TASK STATEMENT
Go through the data below. Pull out every line that has the word "JSON".

Start of STORED DATA

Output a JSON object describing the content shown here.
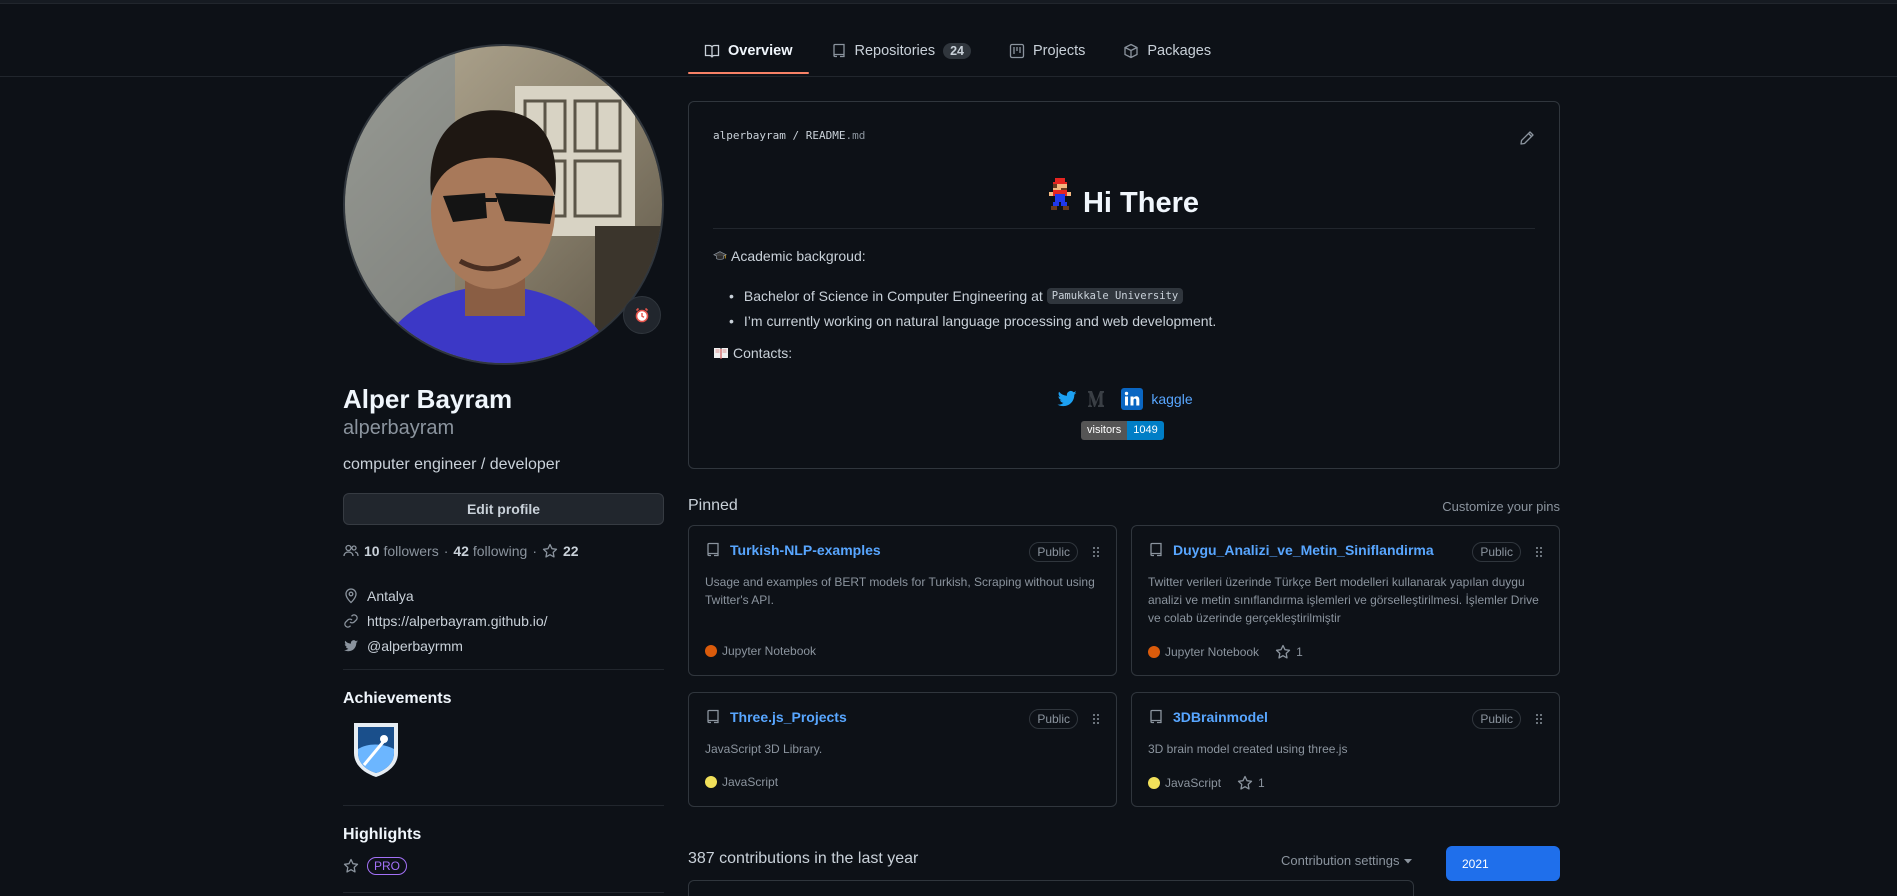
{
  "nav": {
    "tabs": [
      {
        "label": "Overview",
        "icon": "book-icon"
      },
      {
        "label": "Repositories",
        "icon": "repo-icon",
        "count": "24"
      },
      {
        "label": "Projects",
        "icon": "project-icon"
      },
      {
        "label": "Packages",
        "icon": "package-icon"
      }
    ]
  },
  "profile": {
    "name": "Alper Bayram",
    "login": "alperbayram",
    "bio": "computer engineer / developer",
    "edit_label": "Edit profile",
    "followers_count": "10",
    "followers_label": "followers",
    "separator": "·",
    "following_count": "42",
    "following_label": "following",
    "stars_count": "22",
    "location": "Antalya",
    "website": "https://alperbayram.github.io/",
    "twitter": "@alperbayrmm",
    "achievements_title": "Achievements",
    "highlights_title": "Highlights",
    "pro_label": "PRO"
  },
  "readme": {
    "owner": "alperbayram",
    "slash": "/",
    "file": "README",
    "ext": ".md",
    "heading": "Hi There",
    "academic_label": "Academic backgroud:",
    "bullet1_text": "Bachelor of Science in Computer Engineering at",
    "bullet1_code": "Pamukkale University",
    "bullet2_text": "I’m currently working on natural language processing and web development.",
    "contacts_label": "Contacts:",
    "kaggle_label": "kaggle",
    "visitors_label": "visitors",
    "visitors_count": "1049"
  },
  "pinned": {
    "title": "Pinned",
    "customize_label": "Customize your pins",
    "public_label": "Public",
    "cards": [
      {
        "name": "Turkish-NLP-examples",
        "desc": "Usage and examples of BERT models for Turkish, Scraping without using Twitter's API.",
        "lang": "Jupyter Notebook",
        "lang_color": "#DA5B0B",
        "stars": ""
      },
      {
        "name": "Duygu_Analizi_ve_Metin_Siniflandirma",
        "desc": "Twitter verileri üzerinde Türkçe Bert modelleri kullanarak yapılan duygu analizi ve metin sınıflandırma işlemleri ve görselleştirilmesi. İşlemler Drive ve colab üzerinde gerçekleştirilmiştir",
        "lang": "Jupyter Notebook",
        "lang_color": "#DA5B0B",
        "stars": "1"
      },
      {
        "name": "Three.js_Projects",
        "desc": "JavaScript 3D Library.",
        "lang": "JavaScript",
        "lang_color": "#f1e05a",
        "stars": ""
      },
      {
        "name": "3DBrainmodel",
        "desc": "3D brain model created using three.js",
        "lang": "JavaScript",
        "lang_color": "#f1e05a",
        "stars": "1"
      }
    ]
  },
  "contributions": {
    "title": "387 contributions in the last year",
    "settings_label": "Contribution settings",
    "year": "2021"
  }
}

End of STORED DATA
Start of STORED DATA

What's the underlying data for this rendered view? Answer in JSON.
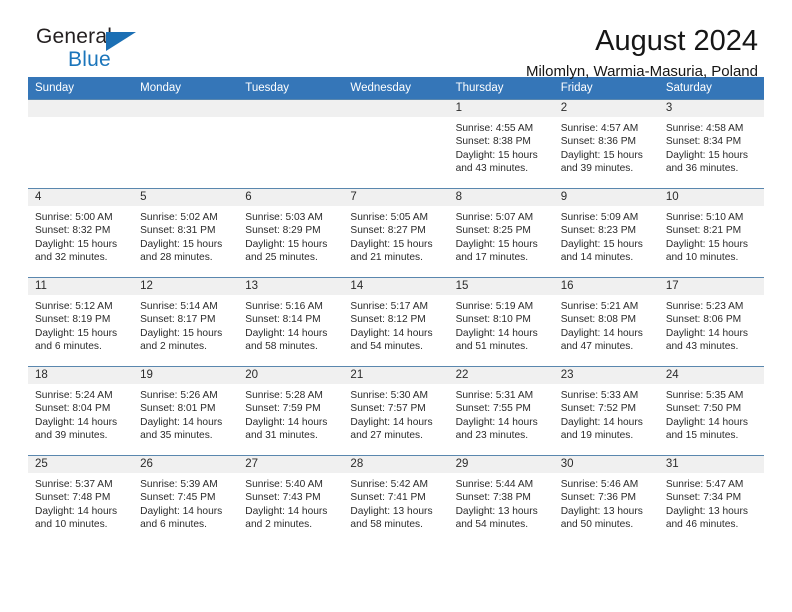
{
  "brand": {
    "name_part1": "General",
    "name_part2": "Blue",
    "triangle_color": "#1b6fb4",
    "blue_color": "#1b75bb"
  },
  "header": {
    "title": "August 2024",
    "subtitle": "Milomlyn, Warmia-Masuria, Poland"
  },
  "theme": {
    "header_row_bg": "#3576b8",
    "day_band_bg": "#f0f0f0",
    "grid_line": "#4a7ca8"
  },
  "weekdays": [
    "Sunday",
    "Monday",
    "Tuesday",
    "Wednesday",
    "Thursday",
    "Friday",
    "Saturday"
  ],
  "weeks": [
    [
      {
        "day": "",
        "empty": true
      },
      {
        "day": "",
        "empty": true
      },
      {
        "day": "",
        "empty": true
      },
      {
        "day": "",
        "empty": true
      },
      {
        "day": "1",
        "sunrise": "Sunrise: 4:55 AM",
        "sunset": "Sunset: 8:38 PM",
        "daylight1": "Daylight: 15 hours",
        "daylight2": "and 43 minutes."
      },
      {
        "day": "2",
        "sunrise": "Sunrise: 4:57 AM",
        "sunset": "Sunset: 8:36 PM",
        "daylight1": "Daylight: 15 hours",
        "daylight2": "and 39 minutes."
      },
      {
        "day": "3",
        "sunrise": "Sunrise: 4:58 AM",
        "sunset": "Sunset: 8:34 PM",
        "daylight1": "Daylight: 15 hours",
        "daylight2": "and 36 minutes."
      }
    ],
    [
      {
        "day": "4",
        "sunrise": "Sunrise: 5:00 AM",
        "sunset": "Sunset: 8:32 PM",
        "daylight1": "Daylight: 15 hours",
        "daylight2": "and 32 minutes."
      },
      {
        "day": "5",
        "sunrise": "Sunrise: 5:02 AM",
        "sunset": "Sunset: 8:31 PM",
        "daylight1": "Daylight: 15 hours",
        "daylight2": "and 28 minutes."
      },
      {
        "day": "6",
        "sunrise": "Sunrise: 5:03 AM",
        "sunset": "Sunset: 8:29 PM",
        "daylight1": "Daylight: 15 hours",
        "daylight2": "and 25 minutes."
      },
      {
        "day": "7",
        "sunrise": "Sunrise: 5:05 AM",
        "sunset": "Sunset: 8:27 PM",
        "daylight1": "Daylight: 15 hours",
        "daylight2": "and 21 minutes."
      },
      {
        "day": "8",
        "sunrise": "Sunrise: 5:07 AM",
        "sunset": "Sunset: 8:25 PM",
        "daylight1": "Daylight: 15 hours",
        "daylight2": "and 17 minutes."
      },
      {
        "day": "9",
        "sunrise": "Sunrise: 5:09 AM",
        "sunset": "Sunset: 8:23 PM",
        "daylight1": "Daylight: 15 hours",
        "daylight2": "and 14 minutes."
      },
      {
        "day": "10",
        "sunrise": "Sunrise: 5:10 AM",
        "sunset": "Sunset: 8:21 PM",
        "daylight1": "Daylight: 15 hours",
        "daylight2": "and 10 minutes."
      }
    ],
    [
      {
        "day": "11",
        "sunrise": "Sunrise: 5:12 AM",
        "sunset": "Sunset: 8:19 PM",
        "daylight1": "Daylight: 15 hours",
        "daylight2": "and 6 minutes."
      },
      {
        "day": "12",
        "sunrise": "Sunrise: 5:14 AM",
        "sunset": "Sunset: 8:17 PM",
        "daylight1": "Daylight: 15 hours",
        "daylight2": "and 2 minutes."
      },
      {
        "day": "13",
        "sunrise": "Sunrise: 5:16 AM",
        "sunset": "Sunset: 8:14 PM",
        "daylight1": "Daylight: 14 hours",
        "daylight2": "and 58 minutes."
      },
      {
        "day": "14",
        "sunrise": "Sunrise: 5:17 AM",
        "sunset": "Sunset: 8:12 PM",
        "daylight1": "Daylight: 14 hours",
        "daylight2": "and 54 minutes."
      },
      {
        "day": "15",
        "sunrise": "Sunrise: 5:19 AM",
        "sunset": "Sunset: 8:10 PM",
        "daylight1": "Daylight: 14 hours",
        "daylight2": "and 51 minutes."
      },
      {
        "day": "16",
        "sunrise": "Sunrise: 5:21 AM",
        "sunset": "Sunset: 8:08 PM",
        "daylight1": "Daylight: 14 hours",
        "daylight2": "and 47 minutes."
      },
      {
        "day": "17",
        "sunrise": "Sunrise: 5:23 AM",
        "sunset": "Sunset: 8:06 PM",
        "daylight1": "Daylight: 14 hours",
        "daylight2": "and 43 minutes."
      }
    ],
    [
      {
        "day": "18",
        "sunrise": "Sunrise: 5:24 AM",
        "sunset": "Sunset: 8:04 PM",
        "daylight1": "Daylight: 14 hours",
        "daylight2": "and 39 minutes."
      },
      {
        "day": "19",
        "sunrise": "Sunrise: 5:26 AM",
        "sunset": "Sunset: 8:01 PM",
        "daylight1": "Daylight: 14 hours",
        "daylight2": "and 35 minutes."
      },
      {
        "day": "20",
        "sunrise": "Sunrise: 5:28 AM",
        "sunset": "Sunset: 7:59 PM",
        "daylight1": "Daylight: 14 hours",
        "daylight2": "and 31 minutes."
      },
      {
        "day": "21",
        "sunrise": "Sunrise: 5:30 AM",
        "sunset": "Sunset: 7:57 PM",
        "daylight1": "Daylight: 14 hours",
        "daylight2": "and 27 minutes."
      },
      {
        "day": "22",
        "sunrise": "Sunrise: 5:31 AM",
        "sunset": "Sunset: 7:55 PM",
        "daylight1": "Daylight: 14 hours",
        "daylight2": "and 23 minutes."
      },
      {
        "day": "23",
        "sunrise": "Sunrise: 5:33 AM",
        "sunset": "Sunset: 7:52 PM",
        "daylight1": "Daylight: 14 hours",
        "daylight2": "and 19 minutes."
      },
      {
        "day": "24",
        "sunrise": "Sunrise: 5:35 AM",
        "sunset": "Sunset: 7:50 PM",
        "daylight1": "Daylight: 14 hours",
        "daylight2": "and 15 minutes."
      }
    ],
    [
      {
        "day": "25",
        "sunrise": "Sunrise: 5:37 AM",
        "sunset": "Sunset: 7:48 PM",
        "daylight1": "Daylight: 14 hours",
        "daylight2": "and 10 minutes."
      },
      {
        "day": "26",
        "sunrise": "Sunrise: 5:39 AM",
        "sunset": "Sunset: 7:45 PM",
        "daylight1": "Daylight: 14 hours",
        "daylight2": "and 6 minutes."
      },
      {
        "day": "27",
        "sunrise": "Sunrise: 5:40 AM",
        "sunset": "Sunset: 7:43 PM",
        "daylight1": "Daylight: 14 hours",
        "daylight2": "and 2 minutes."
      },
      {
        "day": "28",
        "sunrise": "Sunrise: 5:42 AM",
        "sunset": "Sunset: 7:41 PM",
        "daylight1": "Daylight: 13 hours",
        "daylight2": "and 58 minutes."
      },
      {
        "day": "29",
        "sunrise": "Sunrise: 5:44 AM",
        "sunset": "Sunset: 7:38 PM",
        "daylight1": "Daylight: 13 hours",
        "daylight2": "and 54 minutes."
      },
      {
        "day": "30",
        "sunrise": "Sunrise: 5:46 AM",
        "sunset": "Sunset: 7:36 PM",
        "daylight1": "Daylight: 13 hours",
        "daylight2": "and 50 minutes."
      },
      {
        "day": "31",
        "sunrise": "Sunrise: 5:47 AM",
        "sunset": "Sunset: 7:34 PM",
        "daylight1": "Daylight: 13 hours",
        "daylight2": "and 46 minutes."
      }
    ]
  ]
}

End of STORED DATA
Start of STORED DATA

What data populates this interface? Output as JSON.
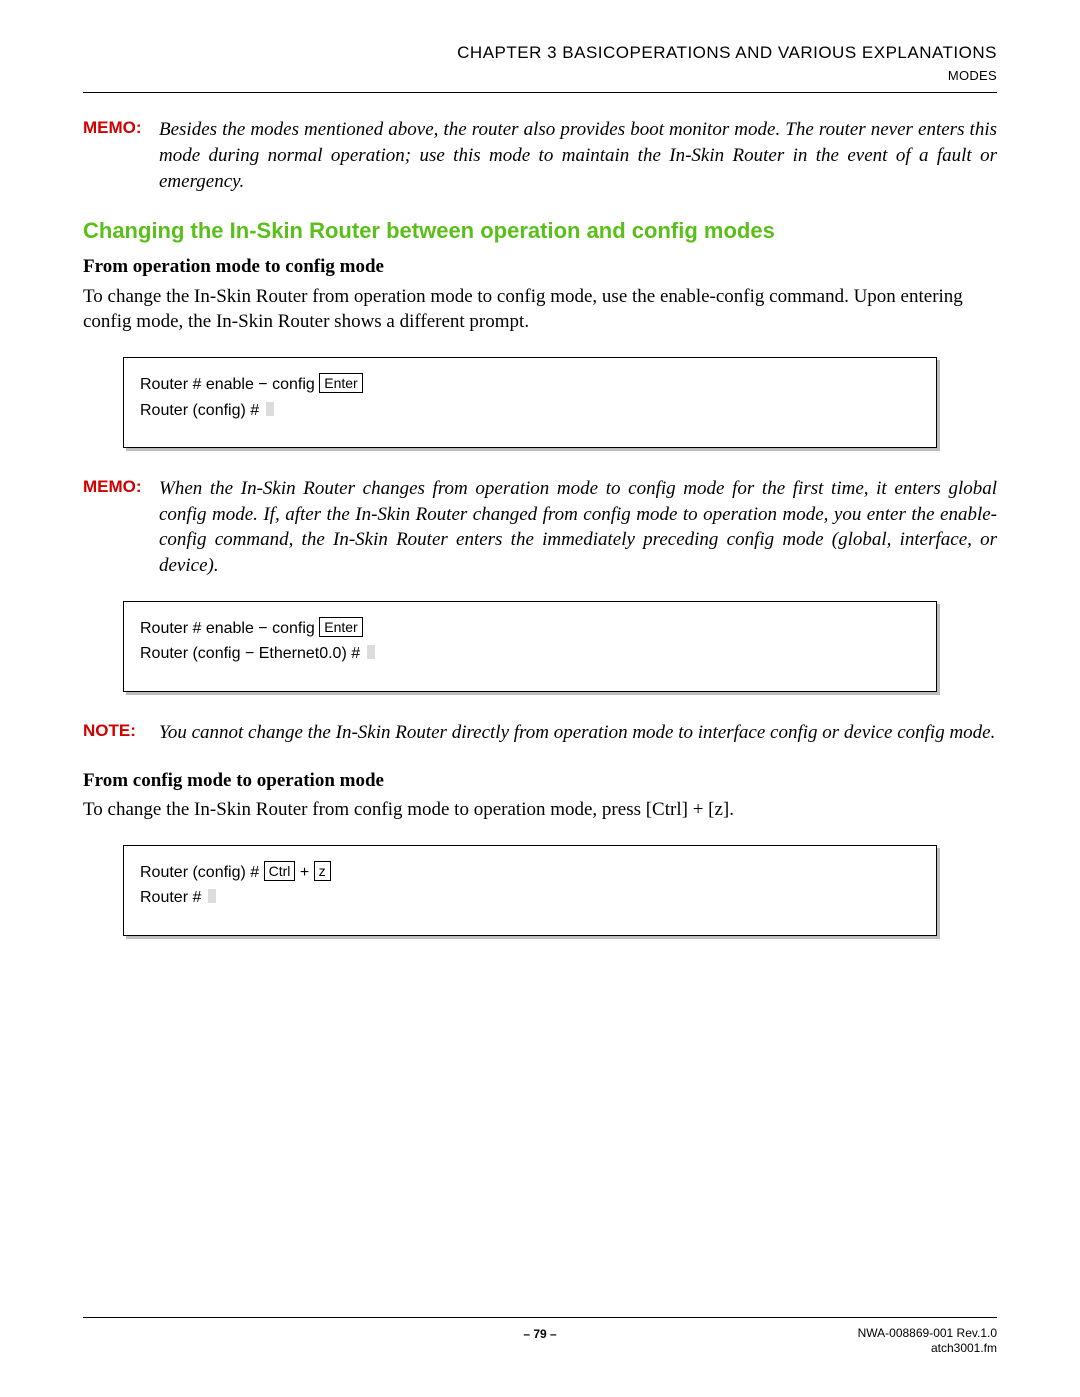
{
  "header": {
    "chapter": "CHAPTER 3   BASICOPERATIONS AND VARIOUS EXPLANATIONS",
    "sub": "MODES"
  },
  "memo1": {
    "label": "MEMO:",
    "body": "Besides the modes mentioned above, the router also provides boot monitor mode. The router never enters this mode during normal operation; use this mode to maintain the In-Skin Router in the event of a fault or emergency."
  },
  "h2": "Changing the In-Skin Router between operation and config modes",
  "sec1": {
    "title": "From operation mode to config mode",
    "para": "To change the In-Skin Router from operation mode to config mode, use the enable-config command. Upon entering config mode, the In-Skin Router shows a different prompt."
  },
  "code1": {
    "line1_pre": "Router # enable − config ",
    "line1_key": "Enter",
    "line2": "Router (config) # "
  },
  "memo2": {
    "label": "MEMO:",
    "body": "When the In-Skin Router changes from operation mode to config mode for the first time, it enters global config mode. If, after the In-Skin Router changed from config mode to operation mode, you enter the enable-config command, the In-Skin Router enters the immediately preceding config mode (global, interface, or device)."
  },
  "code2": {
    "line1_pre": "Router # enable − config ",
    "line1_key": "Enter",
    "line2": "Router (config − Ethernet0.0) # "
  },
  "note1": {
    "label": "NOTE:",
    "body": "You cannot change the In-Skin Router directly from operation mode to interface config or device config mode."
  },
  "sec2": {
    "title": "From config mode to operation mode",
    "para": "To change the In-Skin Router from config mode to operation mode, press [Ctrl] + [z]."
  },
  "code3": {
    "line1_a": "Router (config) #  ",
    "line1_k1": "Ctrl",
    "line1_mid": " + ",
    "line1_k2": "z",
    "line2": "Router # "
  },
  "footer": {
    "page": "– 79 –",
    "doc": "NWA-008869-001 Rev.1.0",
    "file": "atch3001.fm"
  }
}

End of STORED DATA

RESPONSE AREA
Output a JSON object describing the content shown here.
What's the underlying data for this rendered view? Answer in JSON.
What data populates this interface? Output as JSON.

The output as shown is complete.